Take from the data every line in which the word "author" is found.

▸ Source records:
-------------------------

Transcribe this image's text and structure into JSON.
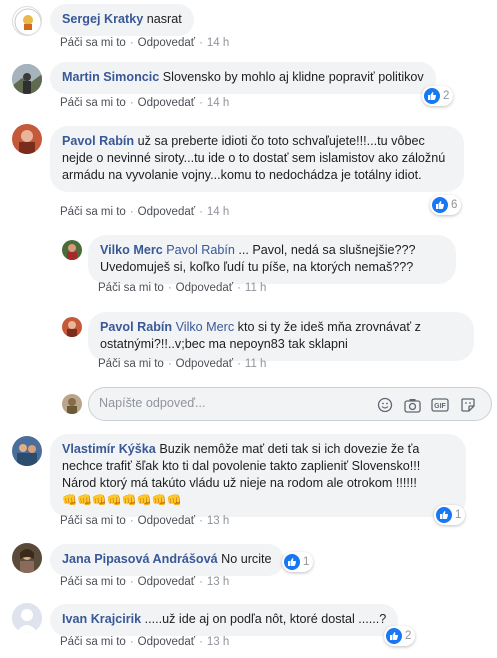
{
  "labels": {
    "like": "Páči sa mi to",
    "reply": "Odpovedať",
    "separator": "·"
  },
  "comments": [
    {
      "author": "Sergej Kratky",
      "text": "nasrat",
      "time": "14 h",
      "reactions": ""
    },
    {
      "author": "Martin Simoncic",
      "text": "Slovensko by mohlo aj klidne popraviť politikov",
      "time": "14 h",
      "reactions": "2"
    },
    {
      "author": "Pavol Rabín",
      "text": "už sa preberte idioti čo toto schvaľujete!!!...tu vôbec nejde o nevinné siroty...tu ide o to dostať sem islamistov ako záložnú armádu na vyvolanie vojny...komu to nedochádza je totálny idiot.",
      "time": "14 h",
      "reactions": "6"
    },
    {
      "author": "Vilko Merc",
      "reply_to": "Pavol Rabín",
      "text": "... Pavol, nedá sa slušnejšie??? Uvedomuješ si, koľko ľudí tu píše, na ktorých nemaš???",
      "time": "11 h",
      "reactions": ""
    },
    {
      "author": "Pavol Rabín",
      "reply_to": "Vilko Merc",
      "text": "kto si ty že ideš mňa zrovnávať z ostatnými?!!..v;bec ma nepoyn83 tak sklapni",
      "time": "11 h",
      "reactions": ""
    },
    {
      "author": "Vlastimír Kýška",
      "text": "Buzik nemôže mať deti tak si ich dovezie že ťa nechce trafiť šľak kto ti dal povolenie takto zaplieniť Slovensko!!! Národ ktorý má takúto vládu už nieje na rodom ale otrokom !!!!!!",
      "emojis": "👊👊👊👊👊👊👊👊",
      "time": "13 h",
      "reactions": "1"
    },
    {
      "author": "Jana Pipasová Andrášová",
      "text": "No urcite",
      "time": "13 h",
      "reactions": "1"
    },
    {
      "author": "Ivan Krajcirik",
      "text": ".....už ide aj on podľa nôt, ktoré dostal ......?",
      "time": "13 h",
      "reactions": "2"
    }
  ],
  "reply_box": {
    "placeholder": "Napíšte odpoveď..."
  },
  "colors": {
    "name": "#385898",
    "bubble": "#f2f3f5",
    "like_blue": "#1877f2"
  }
}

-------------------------

▸ EXERCISE RESULT:
      "author": "Sergej Kratky",
      "author": "Martin Simoncic",
      "author": "Pavol Rabín",
      "author": "Vilko Merc",
      "author": "Pavol Rabín",
      "author": "Vlastimír Kýška",
      "author": "Jana Pipasová Andrášová",
      "author": "Ivan Krajcirik",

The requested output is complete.